Sunday, September 21, 2008

The birth of a phobia

Age 7. I think that's when it began.
That year, I was officially old enough to go on the annual dad/kid canoe trip. There's nothing cooler than a rite of passage when you're 7. Because it was my first year, I couldn't be in a canoe with my best friend, Crissy. Or with my brother and sister (as if they'd even WANT me in their canoe). Nope, I was in a canoe with my dad. (Thinking back on it now, that must have sucked for him. Fifteen miles of paddling pretty much by himself. I mean, what good is a 7-year-old in a canoe?)
So, it must have been about three miles into the trip when I realized: I have got to pee. NOW. My dad told me to go for a "swim" and pee in the water. I was horrified by this suggestion and refused. Being 7, I had no concept of 15 miles. Being 37, my dad knew very well how long 15 miles was going to be with a kid who needed to pee. About a mile later, he presented me with my only remaining alternative: Peeing in the woods. Later I would perfect the art of peeing in the great outdoors (and seriously, when you're a girl it IS an art). But, at 7, I had never heard of people doing such things. After much convincing (and probably a few threats) I agreed that it was the only option. My dad steered the canoe to the bank and led me up a hill, looking for the perfect place to do my business.
And then it happened.
I looked down at the forest floor and there were spiders scurrying everywhere. And I was barefoot. I tried to convince my dad this was not a good idea, that I could hold it for the rest of the trip. No dice. He found me a tree, then walked about halfway down the hill so I could have some privacy.
Now please let me tell you what is involved in pulling off a pee squat when you're a 7-year-old girl with no peeing-in-the-woods experience: It means you're completely exposed by the time you've gotten your bathing suit down to the necessary level.
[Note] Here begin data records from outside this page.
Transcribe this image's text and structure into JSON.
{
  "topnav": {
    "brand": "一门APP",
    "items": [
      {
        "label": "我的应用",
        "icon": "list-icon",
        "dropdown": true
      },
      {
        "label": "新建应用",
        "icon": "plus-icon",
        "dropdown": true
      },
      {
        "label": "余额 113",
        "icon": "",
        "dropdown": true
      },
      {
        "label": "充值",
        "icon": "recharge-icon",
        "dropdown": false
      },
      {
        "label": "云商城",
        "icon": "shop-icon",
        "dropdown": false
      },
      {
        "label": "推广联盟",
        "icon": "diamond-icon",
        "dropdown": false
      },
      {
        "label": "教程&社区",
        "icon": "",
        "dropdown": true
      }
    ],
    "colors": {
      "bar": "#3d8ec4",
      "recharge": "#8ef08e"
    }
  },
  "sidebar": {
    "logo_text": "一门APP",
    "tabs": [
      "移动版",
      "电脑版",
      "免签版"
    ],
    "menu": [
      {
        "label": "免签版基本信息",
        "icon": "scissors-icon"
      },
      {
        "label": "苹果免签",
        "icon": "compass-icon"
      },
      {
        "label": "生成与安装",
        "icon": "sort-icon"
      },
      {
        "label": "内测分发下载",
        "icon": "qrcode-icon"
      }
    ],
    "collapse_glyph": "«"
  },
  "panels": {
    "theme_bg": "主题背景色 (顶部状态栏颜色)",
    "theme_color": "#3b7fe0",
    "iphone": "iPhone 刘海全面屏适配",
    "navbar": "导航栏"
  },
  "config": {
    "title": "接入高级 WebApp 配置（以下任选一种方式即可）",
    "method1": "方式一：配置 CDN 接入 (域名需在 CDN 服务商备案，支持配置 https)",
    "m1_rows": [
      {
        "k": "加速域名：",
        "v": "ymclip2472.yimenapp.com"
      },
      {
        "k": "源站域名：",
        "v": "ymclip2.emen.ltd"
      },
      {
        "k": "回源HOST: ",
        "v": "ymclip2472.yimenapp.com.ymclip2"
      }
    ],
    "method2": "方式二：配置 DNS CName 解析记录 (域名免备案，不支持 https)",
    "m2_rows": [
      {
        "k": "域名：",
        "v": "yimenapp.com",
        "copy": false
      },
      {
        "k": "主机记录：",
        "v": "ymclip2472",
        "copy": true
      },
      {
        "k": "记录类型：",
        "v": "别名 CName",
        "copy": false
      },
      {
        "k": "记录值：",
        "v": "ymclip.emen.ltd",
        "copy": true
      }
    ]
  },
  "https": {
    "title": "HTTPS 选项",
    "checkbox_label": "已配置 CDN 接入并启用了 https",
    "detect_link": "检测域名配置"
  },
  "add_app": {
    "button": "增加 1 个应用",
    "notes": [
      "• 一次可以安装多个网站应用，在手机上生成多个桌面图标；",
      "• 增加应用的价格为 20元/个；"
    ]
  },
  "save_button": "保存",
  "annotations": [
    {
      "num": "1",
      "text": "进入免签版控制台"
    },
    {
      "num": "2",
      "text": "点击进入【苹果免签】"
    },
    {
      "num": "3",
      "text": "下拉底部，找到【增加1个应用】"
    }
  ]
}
It was when I was in this exposed state that I realized that the tree in front of me was also covered in spiders.
That's when the shouts for my dad and the tears began. My dad lumbered back up the hill to see me half-naked and doing a kind of weird spider avoidance dance. The poor man did the only thing he could think of (the only thing that would get him to the end of that 15 miles): He held me up above the ground, facing away from the spider-infested tree and DEMANDED that I pee. And lucky for me, about three canoes from our group passed by at this precise moment and they all somehow managed to spot us up on the hill. (Yeah, thanks for picking such a *secluded* spot, dad.) There were shouts of, "Hey, whatcha guys doing up there?" and a lot of laughter.
When you have an experience like this, you've got no choice but to learn how to perfect the pee squat. I've done that. But the spiders ... I still can't get over the spiders.

2 comments:

june cleaver said...

oh, I remember it well... I was there, and I have held my daughters in the same manner that you dad-God love him-held you so long ago. I remember you peeing... I remember you almost kissing Chris Cash.. I remember you throwing you brother's underpants on the lamp in his room in the house in Ludington and I remember him getting in trouble for it... I remember Dr. Ruth... I remember everything. Why? Because I was there... and I love you more then life itself! -Crissy

joe said...

Very funny. That's always been one of my favorite Kathleen stories!